“We are continuing to be negatively impacted by lower than normal precipitation across the watershed, but in particular in the southern portion affecting Lake Scugog,” explained Kawartha Conservation Hydrologist Iryna Shulyarenko.
Ontario Low Water Response indicators for the Kawartha Conservation watershed continue to demonstrate low precipitation values, but even more concerning is the very low flow in local watercourses and declining levels in the ground water.
“We are monitoring very closely the water flows, which continue to be very low for the majority of the watershed,” said Ms. Shulyarenko. “Groundwater levels, especially in shallow wells, continue declining. Numerous situations where wells are drying up have been reported by the Water Response Team members throughout the watershed. Private water supply wells, especially rural, are most vulnerable".
Recent rains, less heat and reduced evaporation have greened up most lawns and allowed for some vegetation and crops recovery. But it has been insufficient to recharge the ground water reserves or improve surface water flows.
Dave Pridham, Manager of Technical and Stewardship Services for Kawartha Conservation said educating residents across the watershed on water conservation is critical to addressing the current low water conditions and conserving water reserves for water supply and ecosystem.

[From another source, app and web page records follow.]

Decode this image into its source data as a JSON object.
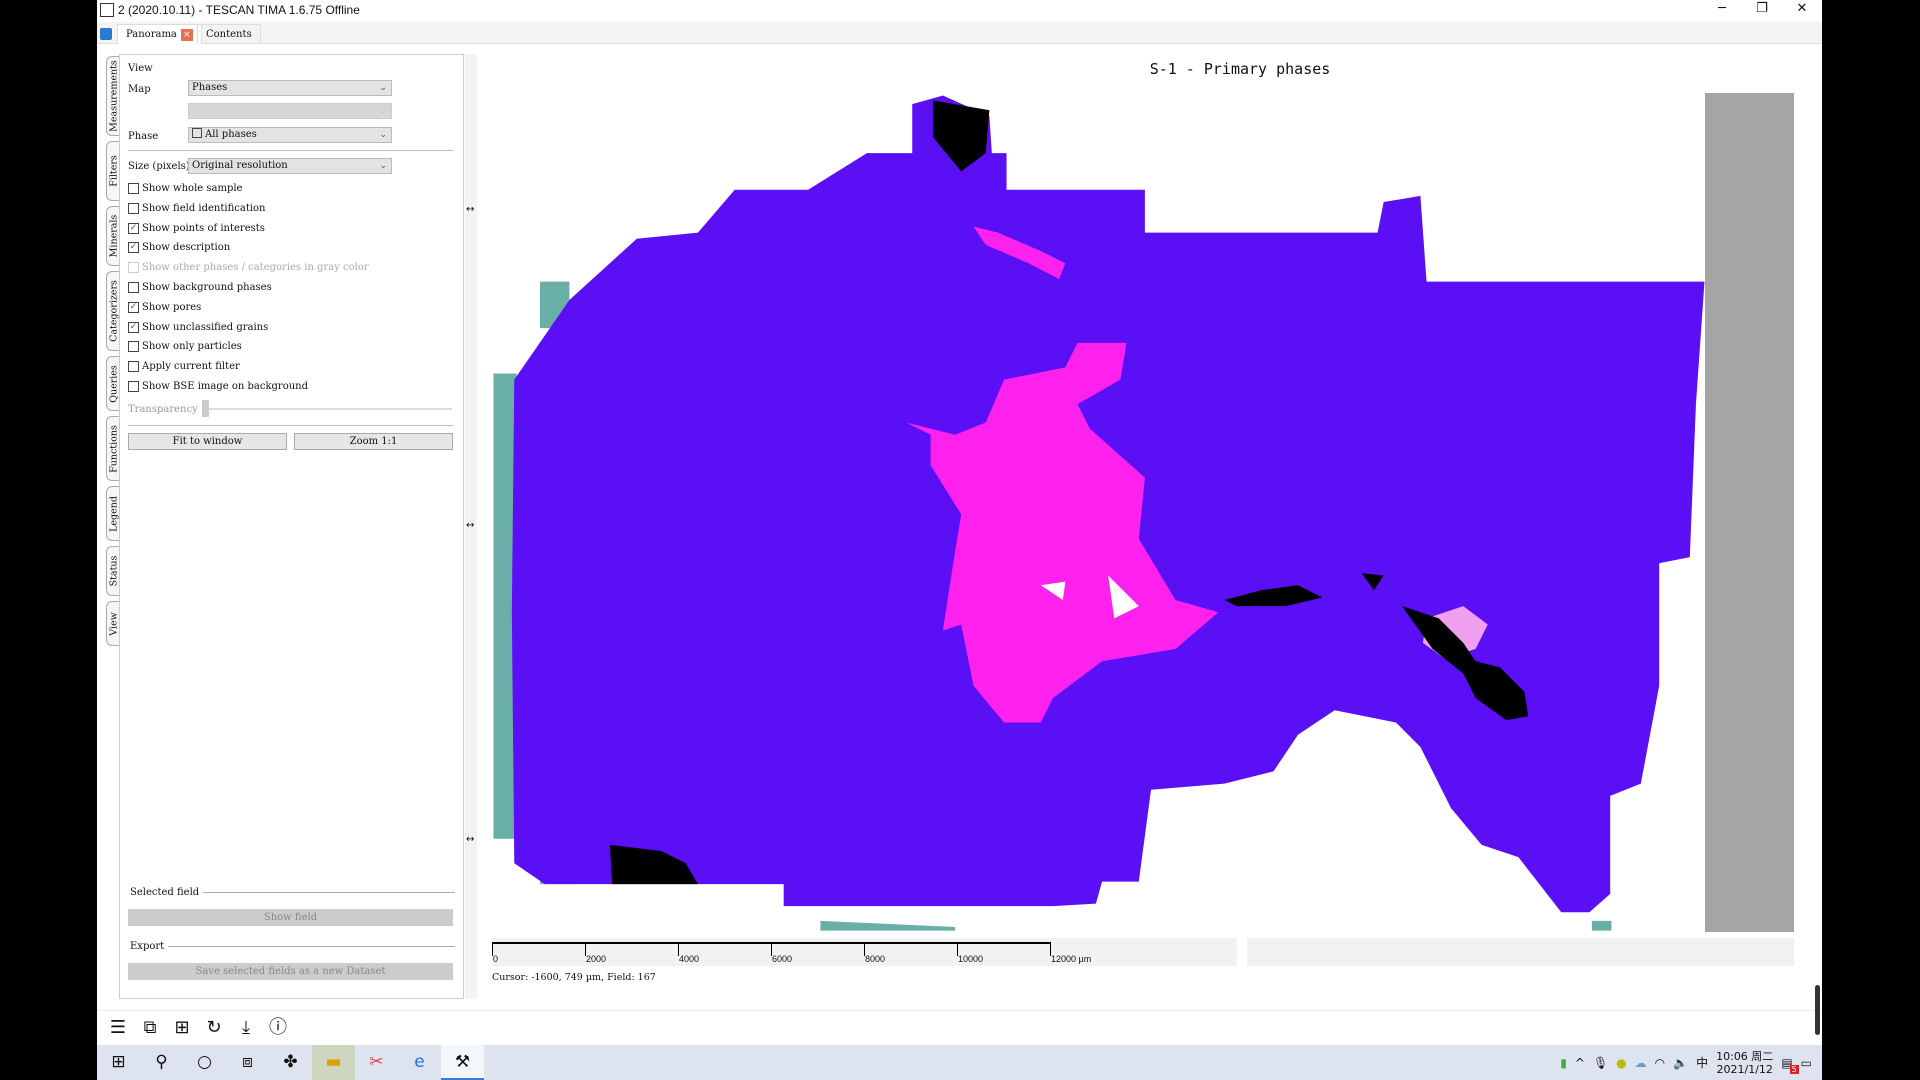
{
  "window": {
    "title": "2 (2020.10.11) - TESCAN TIMA 1.6.75 Offline",
    "minimize": "─",
    "restore": "❐",
    "close": "✕"
  },
  "tabs": [
    {
      "label": "Panorama",
      "close": "×"
    },
    {
      "label": "Contents"
    }
  ],
  "side_tabs": [
    "Measurements",
    "Filters",
    "Minerals",
    "Categorizers",
    "Queries",
    "Functions",
    "Legend",
    "Status",
    "View"
  ],
  "panel": {
    "view_label": "View",
    "map_label": "Map",
    "map_value": "Phases",
    "map_sub_value": "",
    "phase_label": "Phase",
    "phase_value": "All phases",
    "size_label": "Size (pixels)",
    "size_value": "Original resolution",
    "checkboxes": [
      {
        "label": "Show whole sample",
        "checked": false,
        "enabled": true
      },
      {
        "label": "Show field identification",
        "checked": false,
        "enabled": true
      },
      {
        "label": "Show points of interests",
        "checked": true,
        "enabled": true
      },
      {
        "label": "Show description",
        "checked": true,
        "enabled": true
      },
      {
        "label": "Show other phases / categories in gray color",
        "checked": false,
        "enabled": false
      },
      {
        "label": "Show background phases",
        "checked": false,
        "enabled": true
      },
      {
        "label": "Show pores",
        "checked": true,
        "enabled": true
      },
      {
        "label": "Show unclassified grains",
        "checked": true,
        "enabled": true
      },
      {
        "label": "Show only particles",
        "checked": false,
        "enabled": true
      },
      {
        "label": "Apply current filter",
        "checked": false,
        "enabled": true
      },
      {
        "label": "Show BSE image on background",
        "checked": false,
        "enabled": true
      }
    ],
    "transparency_label": "Transparency",
    "transparency_value": 0,
    "fit_button": "Fit to window",
    "zoom_button": "Zoom 1:1",
    "selected_field_label": "Selected field",
    "show_field_button": "Show field",
    "export_label": "Export",
    "save_button": "Save selected fields as a new Dataset"
  },
  "map": {
    "title": "S-1 - Primary phases",
    "scale_ticks": [
      "0",
      "2000",
      "4000",
      "6000",
      "8000",
      "10000",
      "12000 µm"
    ],
    "cursor_text": "Cursor: -1600, 749 µm, Field: 167",
    "colors": {
      "main_phase": "#5a0ff5",
      "secondary_phase": "#ff22ee",
      "background": "#6aaea8",
      "pores": "#000000",
      "light_phase": "#f0a0f0"
    }
  },
  "toolbar_icons": [
    "menu-icon",
    "layers-icon",
    "panel-icon",
    "refresh-icon",
    "download-icon",
    "help-icon"
  ],
  "taskbar": {
    "time": "10:06 周二",
    "date": "2021/1/12",
    "ime": "中",
    "badge": "5"
  }
}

“There are a number of steps all residents and businesses can take across the entire watershed,” said Mr. Pridham. “Now, when outdoor water consumption is generally reduced, our focus should shift to indoor conservation measures. Taking shorter showers, ensuring you’re doing a full load of laundry or making sure the dishwasher is full, mechanisms that conserve domestic water use – these are all small things that each of us can do to help make a positive impact.”
As well residents are reminded to follow municipal water conservation By-Laws that were imposed in Region of Durham and City of Kawartha Lakes to address Level II and III Low Water conditions. Those who hold a Permit to Take Water from the Ministry of the Environment and Climate Change are asked to reduce their water taking by 20% as well.
Kawartha Conservation will continue monitoring watershed conditions on behalf of the Kawartha Water Response Team and provide updates as they become available.